━━━━━ Source records ━━━━━
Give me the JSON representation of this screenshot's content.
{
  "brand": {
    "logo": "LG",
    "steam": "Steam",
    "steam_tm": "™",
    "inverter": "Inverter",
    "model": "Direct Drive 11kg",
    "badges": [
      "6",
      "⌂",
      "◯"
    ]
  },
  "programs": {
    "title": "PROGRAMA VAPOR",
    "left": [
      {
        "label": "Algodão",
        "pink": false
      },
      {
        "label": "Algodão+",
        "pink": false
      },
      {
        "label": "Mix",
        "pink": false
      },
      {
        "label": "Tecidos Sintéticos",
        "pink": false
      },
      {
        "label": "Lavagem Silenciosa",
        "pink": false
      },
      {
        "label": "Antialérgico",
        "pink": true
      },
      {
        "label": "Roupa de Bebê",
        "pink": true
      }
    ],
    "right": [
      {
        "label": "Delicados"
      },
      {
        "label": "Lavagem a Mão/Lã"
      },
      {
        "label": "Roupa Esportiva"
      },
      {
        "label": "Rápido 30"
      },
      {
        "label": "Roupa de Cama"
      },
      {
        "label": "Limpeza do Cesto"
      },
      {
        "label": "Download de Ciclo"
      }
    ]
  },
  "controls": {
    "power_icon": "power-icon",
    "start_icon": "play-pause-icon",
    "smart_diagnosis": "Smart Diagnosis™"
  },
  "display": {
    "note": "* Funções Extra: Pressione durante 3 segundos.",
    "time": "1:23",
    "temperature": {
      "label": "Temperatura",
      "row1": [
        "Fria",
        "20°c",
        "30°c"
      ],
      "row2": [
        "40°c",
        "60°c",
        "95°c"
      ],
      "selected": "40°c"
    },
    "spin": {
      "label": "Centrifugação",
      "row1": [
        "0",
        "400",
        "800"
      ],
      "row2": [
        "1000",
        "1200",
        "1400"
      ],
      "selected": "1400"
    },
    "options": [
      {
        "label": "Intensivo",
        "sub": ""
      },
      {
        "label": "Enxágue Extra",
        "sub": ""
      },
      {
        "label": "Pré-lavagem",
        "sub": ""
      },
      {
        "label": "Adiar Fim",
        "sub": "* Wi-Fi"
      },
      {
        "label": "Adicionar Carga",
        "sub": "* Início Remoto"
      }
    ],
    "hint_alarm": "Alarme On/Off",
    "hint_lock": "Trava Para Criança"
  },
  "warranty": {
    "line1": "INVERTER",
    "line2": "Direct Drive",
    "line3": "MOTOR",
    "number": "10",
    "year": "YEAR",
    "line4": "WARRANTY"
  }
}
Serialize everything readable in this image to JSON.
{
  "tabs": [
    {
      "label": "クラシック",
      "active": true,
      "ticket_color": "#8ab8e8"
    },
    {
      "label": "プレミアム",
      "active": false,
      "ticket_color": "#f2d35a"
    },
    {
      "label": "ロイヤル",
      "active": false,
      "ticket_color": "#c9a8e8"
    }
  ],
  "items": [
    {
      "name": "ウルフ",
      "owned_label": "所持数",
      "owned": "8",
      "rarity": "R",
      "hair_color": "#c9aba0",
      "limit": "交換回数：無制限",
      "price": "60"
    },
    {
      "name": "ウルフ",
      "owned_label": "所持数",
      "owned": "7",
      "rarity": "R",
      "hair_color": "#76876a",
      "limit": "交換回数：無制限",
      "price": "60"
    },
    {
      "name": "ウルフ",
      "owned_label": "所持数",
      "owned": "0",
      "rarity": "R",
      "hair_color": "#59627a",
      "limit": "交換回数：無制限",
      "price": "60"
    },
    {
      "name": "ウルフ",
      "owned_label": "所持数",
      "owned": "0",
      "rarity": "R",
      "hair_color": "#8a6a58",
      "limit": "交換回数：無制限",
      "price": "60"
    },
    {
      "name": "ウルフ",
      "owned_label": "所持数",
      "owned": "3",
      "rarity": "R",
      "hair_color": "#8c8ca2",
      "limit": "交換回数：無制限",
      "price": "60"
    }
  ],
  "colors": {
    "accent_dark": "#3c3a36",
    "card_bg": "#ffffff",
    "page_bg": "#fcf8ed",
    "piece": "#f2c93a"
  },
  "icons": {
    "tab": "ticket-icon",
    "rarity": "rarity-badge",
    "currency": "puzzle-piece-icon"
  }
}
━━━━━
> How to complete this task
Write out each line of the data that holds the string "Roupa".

> Output of the exercise
        "label": "Roupa de Bebê",
        "label": "Roupa Esportiva"
        "label": "Roupa de Cama"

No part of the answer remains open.